[Extracted data entries]
_ _ _ _ _

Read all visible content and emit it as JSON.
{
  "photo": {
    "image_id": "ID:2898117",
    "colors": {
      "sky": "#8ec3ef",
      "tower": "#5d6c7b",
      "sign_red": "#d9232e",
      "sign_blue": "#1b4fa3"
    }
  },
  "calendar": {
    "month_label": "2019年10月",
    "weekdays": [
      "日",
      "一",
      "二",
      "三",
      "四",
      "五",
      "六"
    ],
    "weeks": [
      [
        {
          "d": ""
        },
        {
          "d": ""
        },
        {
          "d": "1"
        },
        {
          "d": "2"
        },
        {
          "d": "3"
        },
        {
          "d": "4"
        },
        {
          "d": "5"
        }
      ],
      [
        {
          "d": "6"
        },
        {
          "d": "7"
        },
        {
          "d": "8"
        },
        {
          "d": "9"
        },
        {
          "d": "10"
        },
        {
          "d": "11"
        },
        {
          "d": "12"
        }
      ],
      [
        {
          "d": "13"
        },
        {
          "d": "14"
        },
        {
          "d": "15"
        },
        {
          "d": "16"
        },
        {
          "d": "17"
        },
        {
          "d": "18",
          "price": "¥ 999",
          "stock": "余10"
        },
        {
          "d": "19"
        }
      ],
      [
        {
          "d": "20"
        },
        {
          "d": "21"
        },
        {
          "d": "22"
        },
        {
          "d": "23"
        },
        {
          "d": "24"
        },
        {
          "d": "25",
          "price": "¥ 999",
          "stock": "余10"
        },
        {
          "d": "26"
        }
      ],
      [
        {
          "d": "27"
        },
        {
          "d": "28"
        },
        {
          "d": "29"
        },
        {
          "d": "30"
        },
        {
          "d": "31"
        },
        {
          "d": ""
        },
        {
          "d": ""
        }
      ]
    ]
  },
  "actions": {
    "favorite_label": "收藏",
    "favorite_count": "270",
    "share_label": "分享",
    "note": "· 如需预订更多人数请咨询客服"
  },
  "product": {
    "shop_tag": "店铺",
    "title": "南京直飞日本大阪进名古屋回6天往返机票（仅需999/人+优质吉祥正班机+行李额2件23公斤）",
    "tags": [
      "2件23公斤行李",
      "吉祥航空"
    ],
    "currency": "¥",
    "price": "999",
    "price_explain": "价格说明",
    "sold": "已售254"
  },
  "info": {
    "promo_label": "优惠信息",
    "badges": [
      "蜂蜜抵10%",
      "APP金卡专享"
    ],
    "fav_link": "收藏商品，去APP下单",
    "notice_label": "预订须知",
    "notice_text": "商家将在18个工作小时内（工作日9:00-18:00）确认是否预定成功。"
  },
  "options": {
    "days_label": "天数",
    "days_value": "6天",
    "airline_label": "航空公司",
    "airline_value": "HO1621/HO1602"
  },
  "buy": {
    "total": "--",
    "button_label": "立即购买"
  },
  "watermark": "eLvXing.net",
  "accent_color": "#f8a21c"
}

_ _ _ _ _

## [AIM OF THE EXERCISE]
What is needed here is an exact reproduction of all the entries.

## [RESPONSE BOX]
Read all visible content and emit it as JSON.
{
  "photo": {
    "image_id": "ID:2898117",
    "colors": {
      "sky": "#8ec3ef",
      "tower": "#5d6c7b",
      "sign_red": "#d9232e",
      "sign_blue": "#1b4fa3"
    }
  },
  "calendar": {
    "month_label": "2019年10月",
    "weekdays": [
      "日",
      "一",
      "二",
      "三",
      "四",
      "五",
      "六"
    ],
    "weeks": [
      [
        {
          "d": ""
        },
        {
          "d": ""
        },
        {
          "d": "1"
        },
        {
          "d": "2"
        },
        {
          "d": "3"
        },
        {
          "d": "4"
        },
        {
          "d": "5"
        }
      ],
      [
        {
          "d": "6"
        },
        {
          "d": "7"
        },
        {
          "d": "8"
        },
        {
          "d": "9"
        },
        {
          "d": "10"
        },
        {
          "d": "11"
        },
        {
          "d": "12"
        }
      ],
      [
        {
          "d": "13"
        },
        {
          "d": "14"
        },
        {
          "d": "15"
        },
        {
          "d": "16"
        },
        {
          "d": "17"
        },
        {
          "d": "18",
          "price": "¥ 999",
          "stock": "余10"
        },
        {
          "d": "19"
        }
      ],
      [
        {
          "d": "20"
        },
        {
          "d": "21"
        },
        {
          "d": "22"
        },
        {
          "d": "23"
        },
        {
          "d": "24"
        },
        {
          "d": "25",
          "price": "¥ 999",
          "stock": "余10"
        },
        {
          "d": "26"
        }
      ],
      [
        {
          "d": "27"
        },
        {
          "d": "28"
        },
        {
          "d": "29"
        },
        {
          "d": "30"
        },
        {
          "d": "31"
        },
        {
          "d": ""
        },
        {
          "d": ""
        }
      ]
    ]
  },
  "actions": {
    "favorite_label": "收藏",
    "favorite_count": "270",
    "share_label": "分享",
    "note": "· 如需预订更多人数请咨询客服"
  },
  "product": {
    "shop_tag": "店铺",
    "title": "南京直飞日本大阪进名古屋回6天往返机票（仅需999/人+优质吉祥正班机+行李额2件23公斤）",
    "tags": [
      "2件23公斤行李",
      "吉祥航空"
    ],
    "currency": "¥",
    "price": "999",
    "price_explain": "价格说明",
    "sold": "已售254"
  },
  "info": {
    "promo_label": "优惠信息",
    "badges": [
      "蜂蜜抵10%",
      "APP金卡专享"
    ],
    "fav_link": "收藏商品，去APP下单",
    "notice_label": "预订须知",
    "notice_text": "商家将在18个工作小时内（工作日9:00-18:00）确认是否预定成功。"
  },
  "options": {
    "days_label": "天数",
    "days_value": "6天",
    "airline_label": "航空公司",
    "airline_value": "HO1621/HO1602"
  },
  "buy": {
    "total": "--",
    "button_label": "立即购买"
  },
  "watermark": "eLvXing.net",
  "accent_color": "#f8a21c"
}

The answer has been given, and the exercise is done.